SOAPBOX: Gay's Not Just Good...It's Goddamn Fabulous
For the last 32 years, I’ve worked in the industry where I reigned as the world’s first supermodel in front of the camera, coined the term supermodel in 1979, been in back of the camera as a fashion photographer for 30 years, been an editor for several magazines and been a syndicated photographer for Sygma for the last 25 years. I think I have a little bit of instinct on what it takes to be a model in today’s age.
I wouldn’t say I’ve outlasted everybody. Iman’s just as much of a relic as I am. I work on a great network with a great team, and I’m looking for models. On my show, I get to be like a gay man, finding hot guys and getting them naked, but I don’t have to buy them drinks first.
Gay men have embraced me as an icon, because I am a gay icon. I have supported gay men ever since I arrived in New York in 1975. Gay men made me who I am. They taught me how to walk, talk and work the camera angles like no one else. In fact, I owe my entire career to gay men.
I think gay men love women like me because gay men themselves are beautiful, fearless and powerful. It takes a lot of courage and conviction to recognize and embrace who you really are. That is why I have always involved myself with and lived in and among the gay world for the last 51 years, and will continue to do so. I was queen of the White Party, honey.

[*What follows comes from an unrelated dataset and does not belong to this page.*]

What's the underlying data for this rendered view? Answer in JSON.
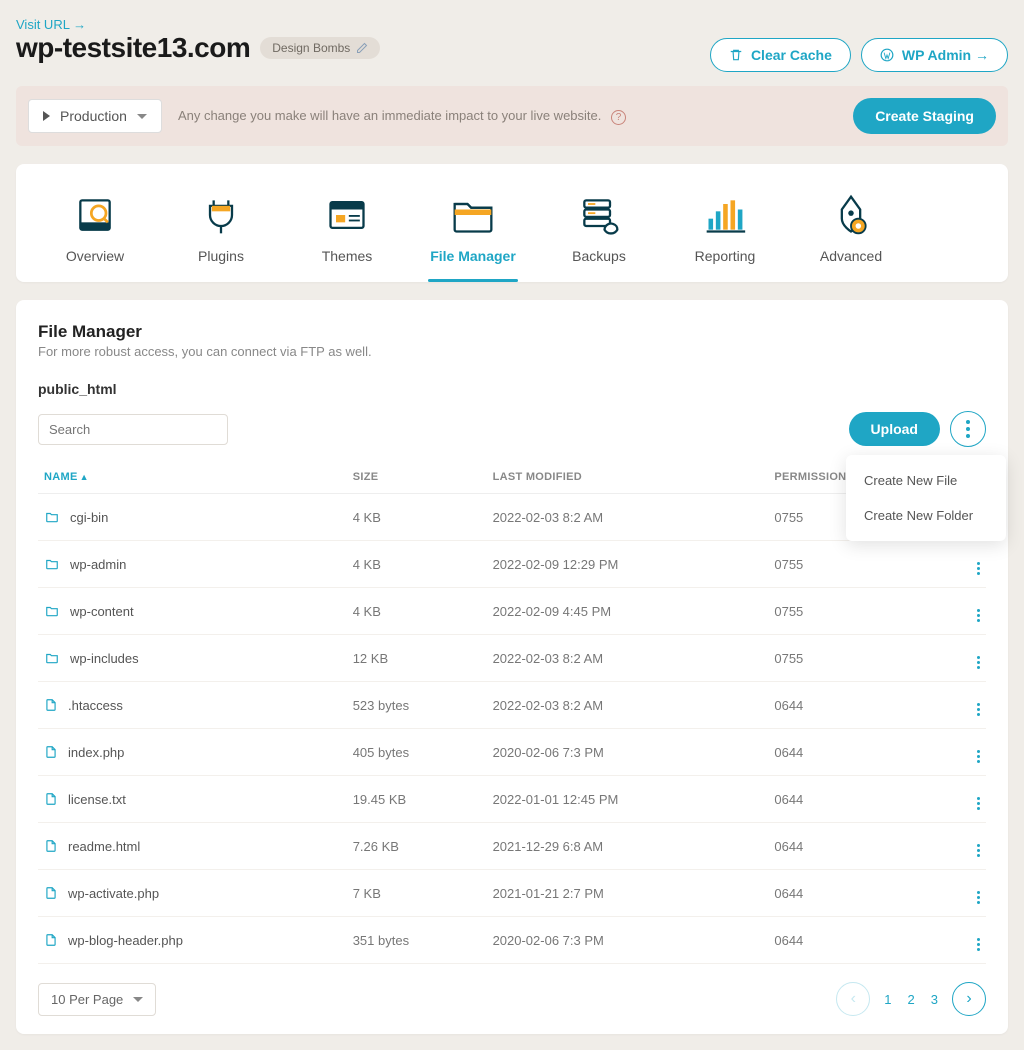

My motto always is “fake it ’til you make it.” Look, not every day I wake up feeling in the best of shape, but I get down on my knees and I embrace who I am as a woman, as a single mom, who I am with my agency, working for a great network. I just try to find a balance.
My third book came out May 6, called Check, Please: Dating, Mating, Extricating (Judith Regan, HarperCollins, plug plug). My life as a writer was much easier. But on the other hand, yes, if I can help people with incest issues, if I can help people with alcoholism, if I can help people with chemical dependency, I will be the fi rst person to help anyone. Giving back to society makes me a better person.
I’m a thrival artist. That’s another word I’ve coined. It’s a combination of surviving and thriving. We all have thrival instincts—they’re what keep us going.
What is it like dating Janice Dickinson? Probably a car wreck. I’ve learned how to get in and out with the least amount of pain and the maximum amount of fun. That’s what’s in the book—it’s written for straights and gays alike! It makes Sex And The City look like kindergarten!
The only reason strong women threaten people is because we’re better than everyone else. What do women want? Men with true religion, men with big packages, men who want to fi nd contentment. I think men and women, gay or straight, want to find contentment. Don’t they?
I want to be content. I’ll know it when I find it. I’m not on the hunt for a man. I just want to keep my children balanced, do my work, and hopefully, if I find contentment with the right guy, or a soulmate, that would just be icing on the cake. I’d like to find a guy who would understand me. I want to have fun! I want to laugh! I want to have great sex! ON TOP! Yuk-yuk! Anyway, it’s better for my ass. Isn’t that what it’s all about?
How high has the price been for beauty in my life? I don’t know. I’d need an accounting firm to figure it out. The price to suffer for beauty is neverending. In fact, when they dig me up in about 1,000 years, with my fake tits, my fake teeth, my fake hair and my fake nails on a bony old skeleton, I’ll finally be happy: I’ll be perfect. King Tut, this!
For all you readers of this gay rag: embrace yourgayness, because I do!
The Janice Dickinson Modeling Agency premieres June 6 and airs Tuesdays on Oxygen (oxygen.com ).